**TRY IT:**
Reproduce the listing in full. Omit the pictures.

**SUPPLIED INFORMATION:**
+---+

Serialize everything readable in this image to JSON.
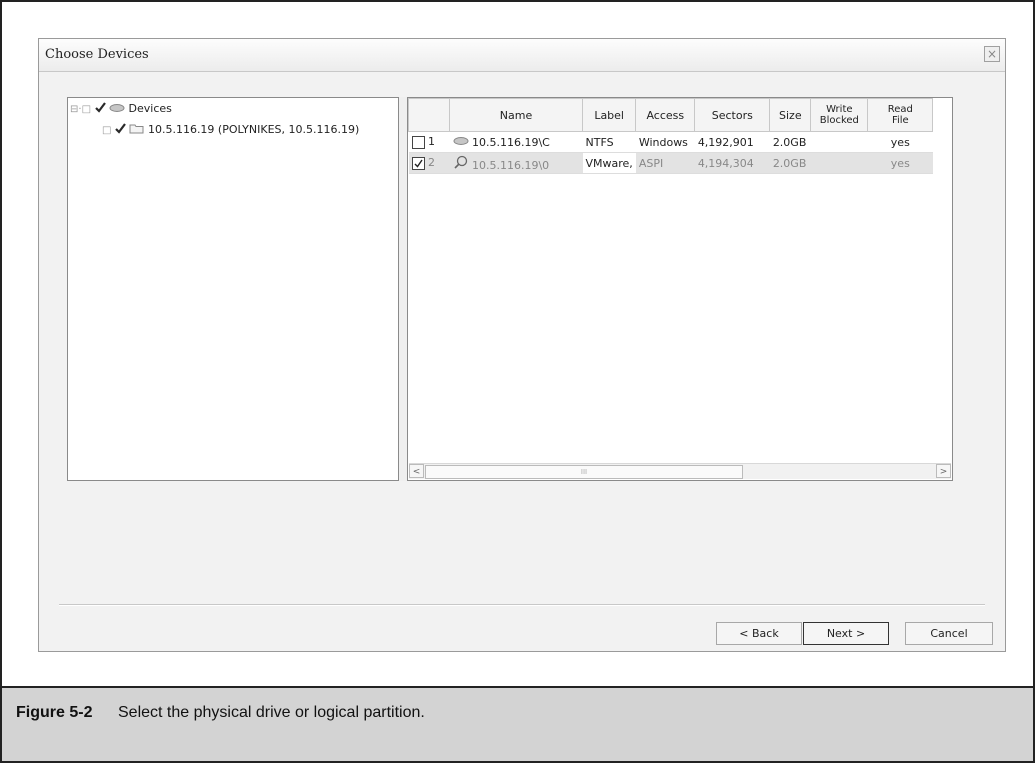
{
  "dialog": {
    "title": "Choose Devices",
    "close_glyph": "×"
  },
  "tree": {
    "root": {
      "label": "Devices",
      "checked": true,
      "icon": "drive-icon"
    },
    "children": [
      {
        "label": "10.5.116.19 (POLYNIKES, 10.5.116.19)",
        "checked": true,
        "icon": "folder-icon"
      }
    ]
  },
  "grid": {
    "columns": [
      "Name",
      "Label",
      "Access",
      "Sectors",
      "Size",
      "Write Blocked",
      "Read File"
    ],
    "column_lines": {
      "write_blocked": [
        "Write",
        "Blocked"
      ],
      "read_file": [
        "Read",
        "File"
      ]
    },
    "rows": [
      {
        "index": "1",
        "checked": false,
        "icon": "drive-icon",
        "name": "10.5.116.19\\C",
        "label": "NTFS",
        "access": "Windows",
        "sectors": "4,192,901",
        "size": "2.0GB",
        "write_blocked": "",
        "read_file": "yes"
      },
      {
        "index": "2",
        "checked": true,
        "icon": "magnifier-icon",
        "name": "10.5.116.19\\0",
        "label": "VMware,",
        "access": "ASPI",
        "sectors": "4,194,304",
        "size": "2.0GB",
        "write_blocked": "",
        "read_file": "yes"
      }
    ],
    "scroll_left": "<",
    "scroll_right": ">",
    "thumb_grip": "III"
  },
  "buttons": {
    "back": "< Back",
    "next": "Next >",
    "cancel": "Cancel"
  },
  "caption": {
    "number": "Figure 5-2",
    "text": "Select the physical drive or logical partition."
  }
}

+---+

**SOLVED PROBLEM:**
Serialize everything readable in this image to JSON.
{
  "dialog": {
    "title": "Choose Devices",
    "close_glyph": "×"
  },
  "tree": {
    "root": {
      "label": "Devices",
      "checked": true,
      "icon": "drive-icon"
    },
    "children": [
      {
        "label": "10.5.116.19 (POLYNIKES, 10.5.116.19)",
        "checked": true,
        "icon": "folder-icon"
      }
    ]
  },
  "grid": {
    "columns": [
      "Name",
      "Label",
      "Access",
      "Sectors",
      "Size",
      "Write Blocked",
      "Read File"
    ],
    "column_lines": {
      "write_blocked": [
        "Write",
        "Blocked"
      ],
      "read_file": [
        "Read",
        "File"
      ]
    },
    "rows": [
      {
        "index": "1",
        "checked": false,
        "icon": "drive-icon",
        "name": "10.5.116.19\\C",
        "label": "NTFS",
        "access": "Windows",
        "sectors": "4,192,901",
        "size": "2.0GB",
        "write_blocked": "",
        "read_file": "yes"
      },
      {
        "index": "2",
        "checked": true,
        "icon": "magnifier-icon",
        "name": "10.5.116.19\\0",
        "label": "VMware,",
        "access": "ASPI",
        "sectors": "4,194,304",
        "size": "2.0GB",
        "write_blocked": "",
        "read_file": "yes"
      }
    ],
    "scroll_left": "<",
    "scroll_right": ">",
    "thumb_grip": "III"
  },
  "buttons": {
    "back": "< Back",
    "next": "Next >",
    "cancel": "Cancel"
  },
  "caption": {
    "number": "Figure 5-2",
    "text": "Select the physical drive or logical partition."
  }
}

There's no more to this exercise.